▶ **Items from a dataset**:
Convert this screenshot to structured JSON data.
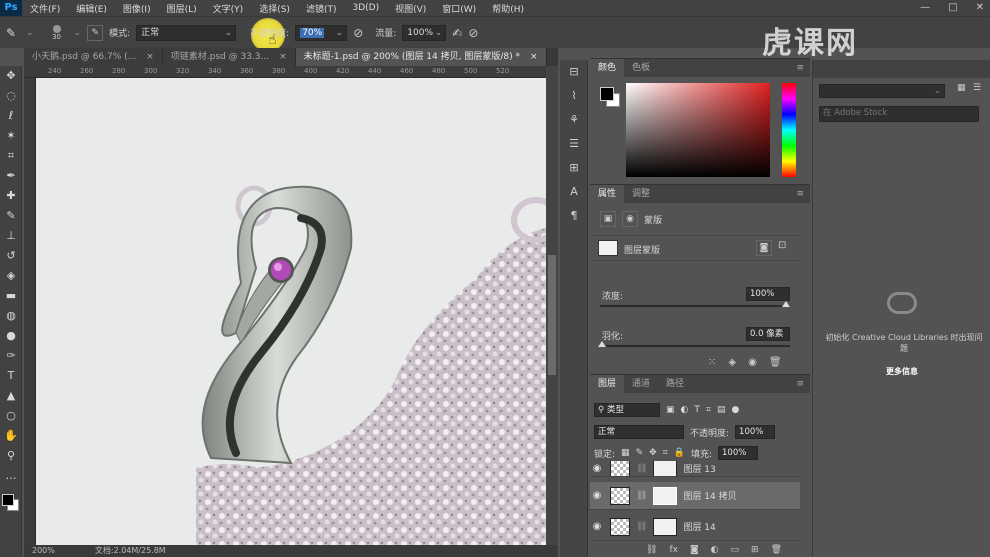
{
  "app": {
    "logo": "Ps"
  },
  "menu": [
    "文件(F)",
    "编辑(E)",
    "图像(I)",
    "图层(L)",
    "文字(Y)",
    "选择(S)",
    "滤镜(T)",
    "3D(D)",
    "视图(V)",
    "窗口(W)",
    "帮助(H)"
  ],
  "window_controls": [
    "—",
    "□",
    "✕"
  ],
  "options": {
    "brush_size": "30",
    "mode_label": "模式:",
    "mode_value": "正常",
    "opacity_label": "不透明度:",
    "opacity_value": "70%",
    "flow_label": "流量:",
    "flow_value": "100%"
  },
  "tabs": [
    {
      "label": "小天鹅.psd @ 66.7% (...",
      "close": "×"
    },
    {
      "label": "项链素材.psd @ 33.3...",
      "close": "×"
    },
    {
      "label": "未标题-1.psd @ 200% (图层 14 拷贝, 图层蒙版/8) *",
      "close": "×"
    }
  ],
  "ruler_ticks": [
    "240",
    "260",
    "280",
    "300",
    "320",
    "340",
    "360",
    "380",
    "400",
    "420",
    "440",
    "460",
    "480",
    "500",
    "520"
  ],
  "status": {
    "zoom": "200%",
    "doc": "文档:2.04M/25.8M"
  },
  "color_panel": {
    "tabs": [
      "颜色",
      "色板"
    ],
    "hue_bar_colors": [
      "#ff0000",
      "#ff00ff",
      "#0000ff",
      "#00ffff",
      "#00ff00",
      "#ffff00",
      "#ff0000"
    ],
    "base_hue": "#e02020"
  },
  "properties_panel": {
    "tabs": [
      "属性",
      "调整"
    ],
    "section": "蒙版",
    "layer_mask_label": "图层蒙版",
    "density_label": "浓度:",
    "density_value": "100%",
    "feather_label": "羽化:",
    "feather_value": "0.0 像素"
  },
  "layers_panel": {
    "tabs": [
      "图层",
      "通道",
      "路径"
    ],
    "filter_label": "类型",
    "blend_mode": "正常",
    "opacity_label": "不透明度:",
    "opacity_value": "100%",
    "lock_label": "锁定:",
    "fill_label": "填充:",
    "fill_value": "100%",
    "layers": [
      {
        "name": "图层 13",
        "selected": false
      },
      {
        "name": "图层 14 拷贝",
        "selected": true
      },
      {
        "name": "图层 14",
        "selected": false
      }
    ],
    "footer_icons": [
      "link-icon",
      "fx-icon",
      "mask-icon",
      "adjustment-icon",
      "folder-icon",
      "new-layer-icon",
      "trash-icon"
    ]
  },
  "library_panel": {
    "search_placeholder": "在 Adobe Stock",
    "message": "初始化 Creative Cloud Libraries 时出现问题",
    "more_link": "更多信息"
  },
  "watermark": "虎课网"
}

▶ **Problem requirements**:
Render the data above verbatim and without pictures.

▶ **Result**:
Convert this screenshot to structured JSON data.
{
  "app": {
    "logo": "Ps"
  },
  "menu": [
    "文件(F)",
    "编辑(E)",
    "图像(I)",
    "图层(L)",
    "文字(Y)",
    "选择(S)",
    "滤镜(T)",
    "3D(D)",
    "视图(V)",
    "窗口(W)",
    "帮助(H)"
  ],
  "window_controls": [
    "—",
    "□",
    "✕"
  ],
  "options": {
    "brush_size": "30",
    "mode_label": "模式:",
    "mode_value": "正常",
    "opacity_label": "不透明度:",
    "opacity_value": "70%",
    "flow_label": "流量:",
    "flow_value": "100%"
  },
  "tabs": [
    {
      "label": "小天鹅.psd @ 66.7% (...",
      "close": "×"
    },
    {
      "label": "项链素材.psd @ 33.3...",
      "close": "×"
    },
    {
      "label": "未标题-1.psd @ 200% (图层 14 拷贝, 图层蒙版/8) *",
      "close": "×"
    }
  ],
  "ruler_ticks": [
    "240",
    "260",
    "280",
    "300",
    "320",
    "340",
    "360",
    "380",
    "400",
    "420",
    "440",
    "460",
    "480",
    "500",
    "520"
  ],
  "status": {
    "zoom": "200%",
    "doc": "文档:2.04M/25.8M"
  },
  "color_panel": {
    "tabs": [
      "颜色",
      "色板"
    ],
    "hue_bar_colors": [
      "#ff0000",
      "#ff00ff",
      "#0000ff",
      "#00ffff",
      "#00ff00",
      "#ffff00",
      "#ff0000"
    ],
    "base_hue": "#e02020"
  },
  "properties_panel": {
    "tabs": [
      "属性",
      "调整"
    ],
    "section": "蒙版",
    "layer_mask_label": "图层蒙版",
    "density_label": "浓度:",
    "density_value": "100%",
    "feather_label": "羽化:",
    "feather_value": "0.0 像素"
  },
  "layers_panel": {
    "tabs": [
      "图层",
      "通道",
      "路径"
    ],
    "filter_label": "类型",
    "blend_mode": "正常",
    "opacity_label": "不透明度:",
    "opacity_value": "100%",
    "lock_label": "锁定:",
    "fill_label": "填充:",
    "fill_value": "100%",
    "layers": [
      {
        "name": "图层 13",
        "selected": false
      },
      {
        "name": "图层 14 拷贝",
        "selected": true
      },
      {
        "name": "图层 14",
        "selected": false
      }
    ],
    "footer_icons": [
      "link-icon",
      "fx-icon",
      "mask-icon",
      "adjustment-icon",
      "folder-icon",
      "new-layer-icon",
      "trash-icon"
    ]
  },
  "library_panel": {
    "search_placeholder": "在 Adobe Stock",
    "message": "初始化 Creative Cloud Libraries 时出现问题",
    "more_link": "更多信息"
  },
  "watermark": "虎课网"
}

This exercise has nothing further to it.